A two-week trial began in federal court in San Francisco today on a lawsuit filed by the American Council for the Blind against the U.S. Social Security Administration.
The lawsuit, filed in 2005, contends the agency doesn’t provide adequate communication methods for blind and partially sighted people to learn about their benefits.
The suit asks for a court order requiring the government to provide notices in accessible formats such as Braille, large print, computer disks and tape recordings.
The Social Security Administration has contended in court papers that it does provide the required “meaningful access” by sending notices through the mail, but enabling recipients to have follow-up phone calls with staff members who will explain the benefits.
Blind and partially sighted people are also allowed to have a representative help them with communications, the agency said.
The agency contends that adding other formats such as Braille and recordings would impose unreasonable financial and administrative hardship on the government.

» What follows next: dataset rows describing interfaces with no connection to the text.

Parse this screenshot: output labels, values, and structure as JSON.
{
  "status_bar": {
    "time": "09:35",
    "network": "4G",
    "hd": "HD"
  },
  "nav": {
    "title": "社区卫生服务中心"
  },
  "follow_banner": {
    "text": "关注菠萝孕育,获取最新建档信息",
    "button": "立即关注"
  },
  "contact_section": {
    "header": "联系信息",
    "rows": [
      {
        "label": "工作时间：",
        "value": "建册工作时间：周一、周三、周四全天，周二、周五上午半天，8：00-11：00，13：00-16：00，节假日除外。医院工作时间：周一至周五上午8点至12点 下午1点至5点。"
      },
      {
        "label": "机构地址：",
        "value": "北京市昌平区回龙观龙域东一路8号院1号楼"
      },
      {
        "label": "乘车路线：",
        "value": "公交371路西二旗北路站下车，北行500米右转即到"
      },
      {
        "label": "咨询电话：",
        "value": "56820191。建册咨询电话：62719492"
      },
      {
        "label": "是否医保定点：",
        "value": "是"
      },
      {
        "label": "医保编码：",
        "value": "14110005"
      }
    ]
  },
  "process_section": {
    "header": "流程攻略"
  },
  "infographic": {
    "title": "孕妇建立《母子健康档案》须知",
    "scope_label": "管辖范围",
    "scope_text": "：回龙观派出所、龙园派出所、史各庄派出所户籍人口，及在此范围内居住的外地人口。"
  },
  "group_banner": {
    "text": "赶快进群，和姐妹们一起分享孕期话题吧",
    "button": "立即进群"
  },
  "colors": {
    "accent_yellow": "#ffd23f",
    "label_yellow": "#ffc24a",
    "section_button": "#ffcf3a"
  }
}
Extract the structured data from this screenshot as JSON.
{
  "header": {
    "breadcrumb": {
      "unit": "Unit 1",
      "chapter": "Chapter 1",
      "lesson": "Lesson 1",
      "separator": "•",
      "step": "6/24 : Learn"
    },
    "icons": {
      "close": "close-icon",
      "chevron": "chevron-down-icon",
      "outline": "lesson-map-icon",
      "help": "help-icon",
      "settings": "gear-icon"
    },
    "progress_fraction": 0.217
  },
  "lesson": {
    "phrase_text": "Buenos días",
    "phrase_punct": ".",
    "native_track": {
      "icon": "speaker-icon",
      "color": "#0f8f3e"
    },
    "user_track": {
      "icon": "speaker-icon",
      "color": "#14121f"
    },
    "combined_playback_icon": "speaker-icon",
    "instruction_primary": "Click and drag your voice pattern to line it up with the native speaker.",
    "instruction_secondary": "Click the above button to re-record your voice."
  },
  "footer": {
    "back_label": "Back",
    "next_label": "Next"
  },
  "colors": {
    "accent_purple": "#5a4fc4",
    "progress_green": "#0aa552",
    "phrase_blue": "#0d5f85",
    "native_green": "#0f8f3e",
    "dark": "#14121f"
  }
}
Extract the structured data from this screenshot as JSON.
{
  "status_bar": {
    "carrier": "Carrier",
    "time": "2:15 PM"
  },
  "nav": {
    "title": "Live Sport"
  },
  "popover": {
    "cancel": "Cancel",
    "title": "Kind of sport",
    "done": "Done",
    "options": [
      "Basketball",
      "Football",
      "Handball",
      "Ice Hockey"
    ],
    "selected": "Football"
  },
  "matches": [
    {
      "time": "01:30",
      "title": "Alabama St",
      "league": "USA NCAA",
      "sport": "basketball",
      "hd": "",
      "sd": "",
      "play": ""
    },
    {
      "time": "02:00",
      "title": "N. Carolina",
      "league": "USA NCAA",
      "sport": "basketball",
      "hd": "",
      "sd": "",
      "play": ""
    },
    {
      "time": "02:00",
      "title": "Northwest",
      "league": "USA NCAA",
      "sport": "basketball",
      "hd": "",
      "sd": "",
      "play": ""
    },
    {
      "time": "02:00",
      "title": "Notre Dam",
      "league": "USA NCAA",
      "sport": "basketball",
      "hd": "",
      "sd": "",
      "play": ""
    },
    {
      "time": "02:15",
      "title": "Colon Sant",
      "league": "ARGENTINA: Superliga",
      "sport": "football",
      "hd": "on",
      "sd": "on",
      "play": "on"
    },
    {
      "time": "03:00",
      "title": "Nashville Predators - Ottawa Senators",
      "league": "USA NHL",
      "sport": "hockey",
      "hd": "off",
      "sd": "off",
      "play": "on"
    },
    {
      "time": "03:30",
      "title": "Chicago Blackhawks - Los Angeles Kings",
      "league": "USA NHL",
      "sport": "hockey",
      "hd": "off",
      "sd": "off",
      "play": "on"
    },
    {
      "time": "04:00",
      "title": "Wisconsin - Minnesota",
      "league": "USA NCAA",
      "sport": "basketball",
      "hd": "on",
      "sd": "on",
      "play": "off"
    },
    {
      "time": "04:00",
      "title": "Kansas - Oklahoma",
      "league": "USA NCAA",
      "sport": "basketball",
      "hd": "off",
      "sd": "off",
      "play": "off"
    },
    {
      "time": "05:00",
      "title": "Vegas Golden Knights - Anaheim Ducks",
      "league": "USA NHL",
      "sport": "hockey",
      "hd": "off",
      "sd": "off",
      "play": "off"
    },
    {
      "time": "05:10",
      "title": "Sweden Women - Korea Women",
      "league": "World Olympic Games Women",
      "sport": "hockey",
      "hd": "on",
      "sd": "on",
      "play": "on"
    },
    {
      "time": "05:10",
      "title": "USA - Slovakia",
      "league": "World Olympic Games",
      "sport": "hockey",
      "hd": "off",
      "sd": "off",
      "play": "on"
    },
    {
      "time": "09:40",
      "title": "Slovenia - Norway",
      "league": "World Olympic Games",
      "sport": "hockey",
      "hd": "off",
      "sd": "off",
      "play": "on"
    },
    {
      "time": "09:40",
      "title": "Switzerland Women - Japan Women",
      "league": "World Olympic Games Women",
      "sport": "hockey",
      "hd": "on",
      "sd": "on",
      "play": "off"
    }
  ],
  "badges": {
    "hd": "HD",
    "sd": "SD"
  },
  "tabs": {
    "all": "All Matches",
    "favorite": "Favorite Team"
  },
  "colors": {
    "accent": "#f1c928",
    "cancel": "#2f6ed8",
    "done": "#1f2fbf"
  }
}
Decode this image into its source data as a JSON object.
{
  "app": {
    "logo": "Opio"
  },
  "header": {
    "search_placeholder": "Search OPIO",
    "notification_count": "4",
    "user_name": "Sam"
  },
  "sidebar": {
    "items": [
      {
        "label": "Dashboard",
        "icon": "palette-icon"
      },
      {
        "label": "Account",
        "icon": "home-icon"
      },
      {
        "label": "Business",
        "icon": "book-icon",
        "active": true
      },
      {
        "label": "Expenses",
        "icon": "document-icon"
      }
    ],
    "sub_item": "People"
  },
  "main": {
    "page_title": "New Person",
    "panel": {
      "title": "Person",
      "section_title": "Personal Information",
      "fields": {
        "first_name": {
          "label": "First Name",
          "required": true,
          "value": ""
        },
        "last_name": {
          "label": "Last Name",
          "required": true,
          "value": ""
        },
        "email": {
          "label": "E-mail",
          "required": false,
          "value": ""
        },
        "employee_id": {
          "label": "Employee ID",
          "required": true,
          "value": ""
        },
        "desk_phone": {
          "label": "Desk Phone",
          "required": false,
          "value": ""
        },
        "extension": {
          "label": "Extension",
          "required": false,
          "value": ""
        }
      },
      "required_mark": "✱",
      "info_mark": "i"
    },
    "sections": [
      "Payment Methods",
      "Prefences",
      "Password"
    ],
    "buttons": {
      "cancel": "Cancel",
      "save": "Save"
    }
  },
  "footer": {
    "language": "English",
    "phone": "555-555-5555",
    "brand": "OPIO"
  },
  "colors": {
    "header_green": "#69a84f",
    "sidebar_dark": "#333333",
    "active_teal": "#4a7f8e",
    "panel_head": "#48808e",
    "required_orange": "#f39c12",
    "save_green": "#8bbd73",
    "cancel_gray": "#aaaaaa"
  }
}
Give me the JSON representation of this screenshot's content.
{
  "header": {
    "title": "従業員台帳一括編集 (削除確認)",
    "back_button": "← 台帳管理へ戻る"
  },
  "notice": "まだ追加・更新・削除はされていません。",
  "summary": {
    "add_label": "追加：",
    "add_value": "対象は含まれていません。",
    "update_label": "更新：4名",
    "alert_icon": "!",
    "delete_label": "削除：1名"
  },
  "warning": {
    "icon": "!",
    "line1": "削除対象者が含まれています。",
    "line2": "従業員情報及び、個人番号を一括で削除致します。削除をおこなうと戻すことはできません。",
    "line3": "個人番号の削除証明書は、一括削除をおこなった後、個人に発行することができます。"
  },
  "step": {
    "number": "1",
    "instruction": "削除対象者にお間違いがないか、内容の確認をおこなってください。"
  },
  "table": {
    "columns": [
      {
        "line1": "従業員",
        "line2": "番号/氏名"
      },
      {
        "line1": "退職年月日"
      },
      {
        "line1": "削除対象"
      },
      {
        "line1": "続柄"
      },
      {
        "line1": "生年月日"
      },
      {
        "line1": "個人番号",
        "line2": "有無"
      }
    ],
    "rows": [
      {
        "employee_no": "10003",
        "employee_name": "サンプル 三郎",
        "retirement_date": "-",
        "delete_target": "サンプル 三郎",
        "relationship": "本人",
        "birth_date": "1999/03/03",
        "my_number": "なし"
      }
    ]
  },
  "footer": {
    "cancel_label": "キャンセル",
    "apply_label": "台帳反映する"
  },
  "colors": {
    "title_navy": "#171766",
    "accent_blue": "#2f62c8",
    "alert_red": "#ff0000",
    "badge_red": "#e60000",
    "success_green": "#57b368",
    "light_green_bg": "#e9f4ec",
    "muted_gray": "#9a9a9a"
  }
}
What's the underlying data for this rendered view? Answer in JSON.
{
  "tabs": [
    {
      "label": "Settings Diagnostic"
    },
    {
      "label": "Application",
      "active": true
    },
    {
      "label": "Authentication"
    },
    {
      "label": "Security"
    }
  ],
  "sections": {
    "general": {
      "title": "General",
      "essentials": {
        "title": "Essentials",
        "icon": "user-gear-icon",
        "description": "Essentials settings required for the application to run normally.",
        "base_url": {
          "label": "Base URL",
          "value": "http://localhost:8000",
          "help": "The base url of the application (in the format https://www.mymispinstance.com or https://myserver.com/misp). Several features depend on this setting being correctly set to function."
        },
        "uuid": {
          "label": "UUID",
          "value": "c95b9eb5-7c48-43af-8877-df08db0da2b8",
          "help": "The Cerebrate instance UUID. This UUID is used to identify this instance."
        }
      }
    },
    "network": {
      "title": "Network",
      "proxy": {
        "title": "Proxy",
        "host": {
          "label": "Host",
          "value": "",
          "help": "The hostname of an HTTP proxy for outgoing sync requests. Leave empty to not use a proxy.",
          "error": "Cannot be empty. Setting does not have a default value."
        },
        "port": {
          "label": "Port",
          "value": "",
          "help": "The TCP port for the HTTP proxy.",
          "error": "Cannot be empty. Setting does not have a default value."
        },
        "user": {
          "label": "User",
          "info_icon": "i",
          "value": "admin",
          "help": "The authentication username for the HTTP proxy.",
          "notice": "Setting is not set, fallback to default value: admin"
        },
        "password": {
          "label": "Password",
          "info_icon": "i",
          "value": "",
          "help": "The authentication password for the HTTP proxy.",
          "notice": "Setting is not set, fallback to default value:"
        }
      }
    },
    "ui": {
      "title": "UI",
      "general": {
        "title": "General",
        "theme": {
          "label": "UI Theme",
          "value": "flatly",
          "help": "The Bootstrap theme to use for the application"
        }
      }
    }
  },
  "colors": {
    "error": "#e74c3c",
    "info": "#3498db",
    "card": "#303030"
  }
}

The American Council for the Blind contends the current communication system violates the constitutional rights of blind people and a U.S. law that bars disability discrimination in federal programs.
U.S. District Judge William Alsup will decide the case without a jury after hearing two weeks of testimony.
The lawsuit was filed on behalf of blind and visually impaired people who receive Social Security benefits through either the Old Age, Survivors and Disability Insurance program or the Supplemental Security Income program.